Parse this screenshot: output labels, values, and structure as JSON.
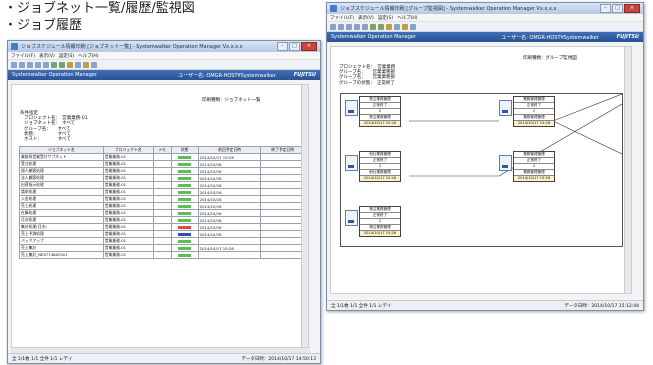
{
  "captions": {
    "line1": "・ジョブネット一覧/履歴/監視図",
    "line2": "・ジョブ履歴"
  },
  "colors": {
    "accent_blue": "#2a5295",
    "close_red": "#c9443a",
    "status_green": "#5bbf55",
    "status_red": "#d84a3a",
    "status_blue": "#2f4fb8"
  },
  "left": {
    "title": "ジョブスケジュール情報印刷 [ジョブネット一覧] - Systemwalker Operation Manager  Vx.x.x.x",
    "menu": [
      "ファイル(F)",
      "表示(V)",
      "設定(S)",
      "ヘルプ(H)"
    ],
    "product": "Systemwalker Operation Manager",
    "server": "ユーザー名: OMGR-HOST¥Systemwalker",
    "brand": "FUJITSU",
    "report_kind": "印刷種類：ジョブネット一覧",
    "conditions_header": "条件指定",
    "conditions": [
      "プロジェクト名：　営業業務-01",
      "ジョブネット名：　すべて",
      "グループ名：　　すべて",
      "状態：　　　　　すべて",
      "ホスト：　　　　すべて"
    ],
    "table": {
      "headers": [
        "ジョブネット名",
        "プロジェクト名",
        "メモ",
        "状態",
        "前回予定日時",
        "終了予定日時"
      ],
      "rows": [
        [
          "業務系営業受付サブネット",
          "営業業務-01",
          "",
          "green",
          "2014/10/17 15:26",
          ""
        ],
        [
          "受注処理",
          "営業業務-01",
          "",
          "green",
          "2014/10/16",
          ""
        ],
        [
          "個人顧客処理",
          "営業業務-01",
          "",
          "green",
          "2014/10/16",
          ""
        ],
        [
          "法人顧客処理",
          "営業業務-01",
          "",
          "green",
          "2014/10/16",
          ""
        ],
        [
          "出荷指示処理",
          "営業業務-01",
          "",
          "green",
          "2014/10/16",
          ""
        ],
        [
          "請求処理",
          "営業業務-01",
          "",
          "green",
          "2014/10/16",
          ""
        ],
        [
          "入金処理",
          "営業業務-01",
          "",
          "green",
          "2014/10/16",
          ""
        ],
        [
          "売上処理",
          "営業業務-01",
          "",
          "green",
          "2014/10/16",
          ""
        ],
        [
          "在庫処理",
          "営業業務-01",
          "",
          "green",
          "2014/10/16",
          ""
        ],
        [
          "月次処理",
          "営業業務-01",
          "",
          "green",
          "2014/10/16",
          ""
        ],
        [
          "集計処理(日次)",
          "営業業務-01",
          "",
          "red",
          "2014/10/16",
          ""
        ],
        [
          "売上予測処理",
          "営業業務-01",
          "",
          "blue",
          "2014/10/16",
          ""
        ],
        [
          "バックアップ",
          "営業業務-01",
          "",
          "green",
          "",
          ""
        ],
        [
          "売上集計",
          "営業業務-01",
          "",
          "green",
          "2014/10/17 15:26",
          ""
        ],
        [
          "売上集計_NEXT74BAT001",
          "営業業務-01",
          "",
          "green",
          "",
          ""
        ]
      ]
    },
    "status": {
      "pages": "全 1/1枚  1/1  全件  1/1  レデイ",
      "datetime": "データ日時：2014/10/17 14:50:13"
    }
  },
  "right": {
    "title": "ジョブスケジュール情報印刷 [グループ監視図] - Systemwalker Operation Manager  Vx.x.x.x",
    "menu": [
      "ファイル(F)",
      "表示(V)",
      "設定(S)",
      "ヘルプ(H)"
    ],
    "product": "Systemwalker Operation Manager",
    "server": "ユーザー名: OMGR-HOST¥Systemwalker",
    "brand": "FUJITSU",
    "report_kind": "印刷種類：グループ監視図",
    "conditions": [
      "プロジェクト名：　営業業務",
      "グループ名：　　営業業務部",
      "グループ名：　　営業業務部",
      "グループの状態：　正常終了"
    ],
    "nodes": [
      {
        "l1": "受注業務管理",
        "l2": "正常終了",
        "l3": "2",
        "l4": "受注業務管理",
        "l5": "2014/10/17 15:26"
      },
      {
        "l1": "業務管理管理",
        "l2": "正常終了",
        "l3": "2",
        "l4": "業務管理管理",
        "l5": "2014/10/17 15:26"
      },
      {
        "l1": "他社業務管理",
        "l2": "正常終了",
        "l3": "2",
        "l4": "他社業務管理",
        "l5": "2014/10/17 15:26"
      },
      {
        "l1": "業務管理管理",
        "l2": "正常終了",
        "l3": "2",
        "l4": "業務管理管理",
        "l5": "2014/10/17 15:26"
      },
      {
        "l1": "発注業務管理",
        "l2": "正常終了",
        "l3": "2",
        "l4": "発注業務管理",
        "l5": "2014/10/17 15:26"
      }
    ],
    "status": {
      "pages": "全 1/1枚  1/1  全件  1/1  レデイ",
      "datetime": "データ日時：2014/10/17 15:12:44"
    }
  }
}
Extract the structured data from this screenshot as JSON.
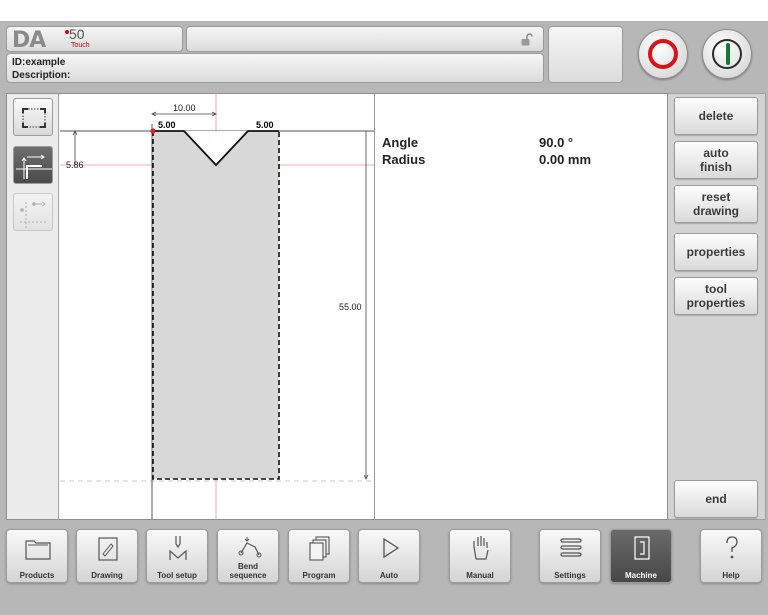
{
  "header": {
    "logo": {
      "brand": "DA",
      "model": "50",
      "edition": "Touch"
    },
    "id_line": "ID:example",
    "description_line": "Description:"
  },
  "canvas": {
    "dim_top_width": "10.00",
    "dim_left_length": "5.00",
    "dim_right_length": "5.00",
    "dim_depth": "5.86",
    "dim_height": "55.00"
  },
  "properties": [
    {
      "label": "Angle",
      "value": "90.0 °"
    },
    {
      "label": "Radius",
      "value": "0.00 mm"
    }
  ],
  "side_buttons": {
    "delete": "delete",
    "auto_finish": "auto\nfinish",
    "reset_drawing": "reset\ndrawing",
    "properties": "properties",
    "tool_properties": "tool\nproperties",
    "end": "end"
  },
  "nav": [
    {
      "label": "Products",
      "icon": "folder-icon"
    },
    {
      "label": "Drawing",
      "icon": "pencil-icon"
    },
    {
      "label": "Tool setup",
      "icon": "tool-setup-icon"
    },
    {
      "label": "Bend\nsequence",
      "icon": "bend-sequence-icon"
    },
    {
      "label": "Program",
      "icon": "pages-icon"
    },
    {
      "label": "Auto",
      "icon": "play-icon"
    },
    {
      "label": "Manual",
      "icon": "hand-icon"
    },
    {
      "label": "Settings",
      "icon": "list-icon"
    },
    {
      "label": "Machine",
      "icon": "machine-icon",
      "active": true
    },
    {
      "label": "Help",
      "icon": "question-icon"
    }
  ],
  "colors": {
    "stop_ring": "#d8141b",
    "start_bar": "#137a35",
    "active_tab": "#555555",
    "reference_line": "#e06060"
  }
}
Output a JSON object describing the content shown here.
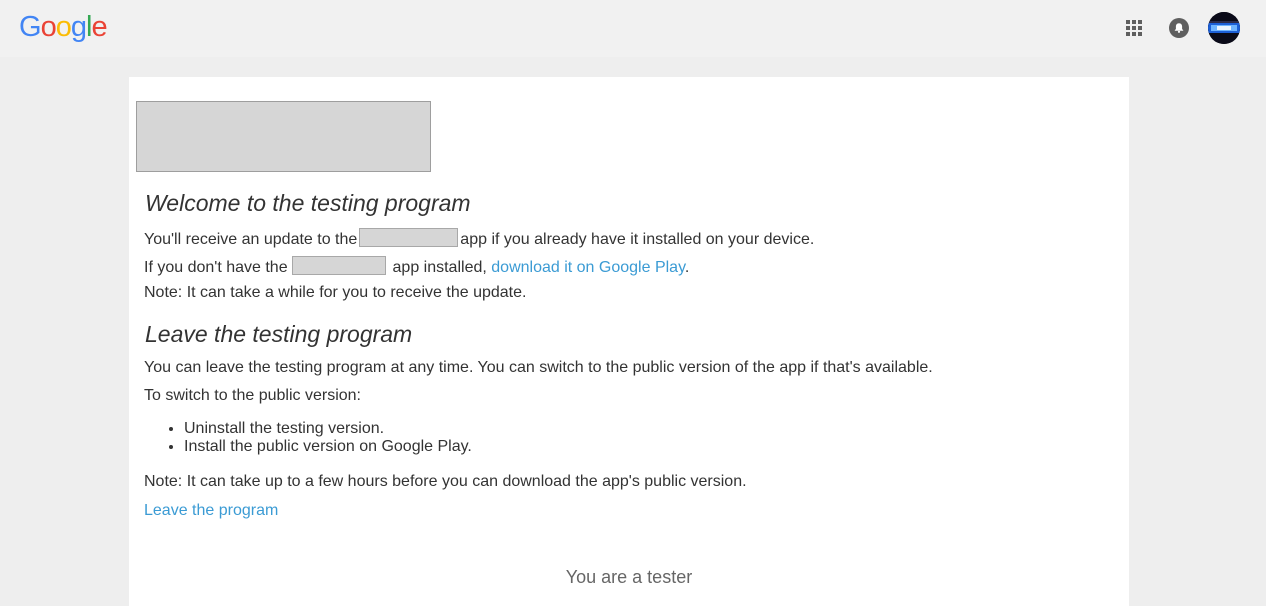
{
  "header": {
    "logo_letters": [
      {
        "ch": "G",
        "color": "#4285F4"
      },
      {
        "ch": "o",
        "color": "#EA4335"
      },
      {
        "ch": "o",
        "color": "#FBBC05"
      },
      {
        "ch": "g",
        "color": "#4285F4"
      },
      {
        "ch": "l",
        "color": "#34A853"
      },
      {
        "ch": "e",
        "color": "#EA4335"
      }
    ],
    "icons": {
      "apps": "apps-grid-icon",
      "notifications": "notifications-bell-icon",
      "account": "account-avatar"
    }
  },
  "welcome": {
    "heading": "Welcome to the testing program",
    "line1_before": "You'll receive an update to the",
    "line1_after": "app if you already have it installed on your device.",
    "line2_before": "If you don't have the",
    "line2_middle": "app installed,",
    "line2_link": "download it on Google Play",
    "line2_end": ".",
    "note": "Note: It can take a while for you to receive the update."
  },
  "leave": {
    "heading": "Leave the testing program",
    "intro": "You can leave the testing program at any time. You can switch to the public version of the app if that's available.",
    "switch_label": "To switch to the public version:",
    "steps": [
      "Uninstall the testing version.",
      "Install the public version on Google Play."
    ],
    "note": "Note: It can take up to a few hours before you can download the app's public version.",
    "leave_link": "Leave the program"
  },
  "status": {
    "text": "You are a tester"
  },
  "colors": {
    "link": "#3b9bd4",
    "text": "#333333",
    "page_bg": "#eeeeee",
    "card_bg": "#ffffff"
  }
}
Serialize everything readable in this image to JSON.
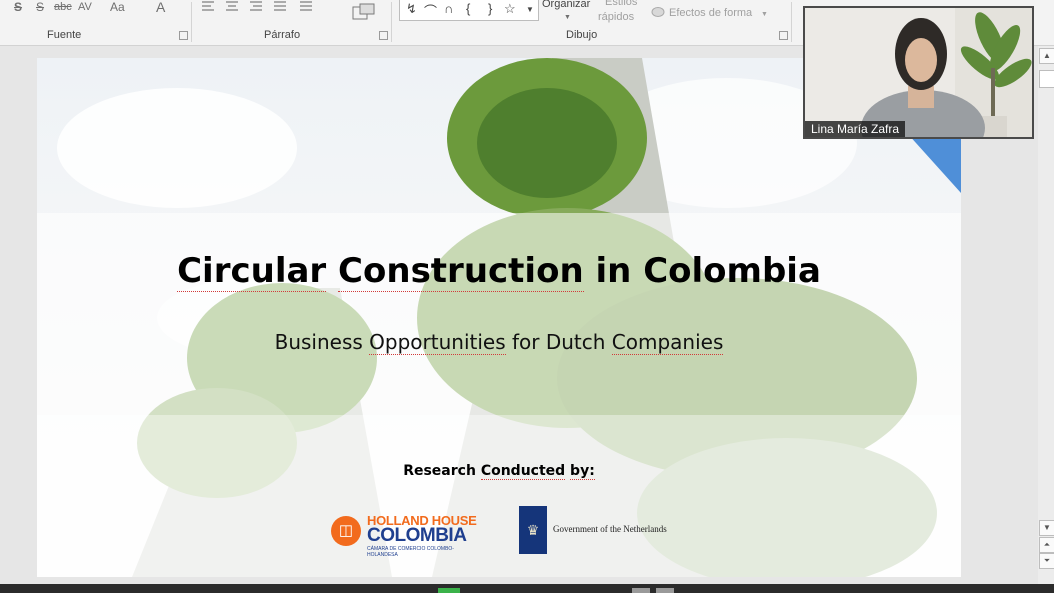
{
  "ribbon": {
    "font_tools": {
      "shadow": "S",
      "strike": "abc",
      "spacing": "AV",
      "case": "Aa",
      "color": "A"
    },
    "group_labels": {
      "font": "Fuente",
      "paragraph": "Párrafo",
      "drawing": "Dibujo"
    },
    "drawing": {
      "arrange": "Organizar",
      "quick_styles_line1": "Estilos",
      "quick_styles_line2": "rápidos",
      "shape_effects": "Efectos de forma"
    },
    "shapes": [
      "↯",
      "⌒",
      "∩",
      "{",
      "}",
      "☆"
    ]
  },
  "slide": {
    "title_word1": "Circular",
    "title_word2": "Construction",
    "title_rest": "in Colombia",
    "subtitle_word1": "Business",
    "subtitle_word2": "Opportunities",
    "subtitle_mid": "for Dutch",
    "subtitle_word3": "Companies",
    "research_word1": "Research",
    "research_word2": "Conducted",
    "research_word3": "by:",
    "logo_hh": {
      "line1": "HOLLAND HOUSE",
      "line2": "COLOMBIA",
      "line3": "CÁMARA DE COMERCIO COLOMBO-HOLANDESA",
      "color_orange": "#f26b1d",
      "color_blue": "#1f3f8f"
    },
    "logo_nl": {
      "text": "Government of the Netherlands",
      "color": "#15357a"
    }
  },
  "video": {
    "participant_name": "Lina María Zafra"
  }
}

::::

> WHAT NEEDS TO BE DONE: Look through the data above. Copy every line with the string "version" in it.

> EXPECTED ANSWER:
    "intro": "You can leave the testing program at any time. You can switch to the public version of the app if that's available.",
    "switch_label": "To switch to the public version:",
      "Uninstall the testing version.",
      "Install the public version on Google Play."
    "note": "Note: It can take up to a few hours before you can download the app's public version.",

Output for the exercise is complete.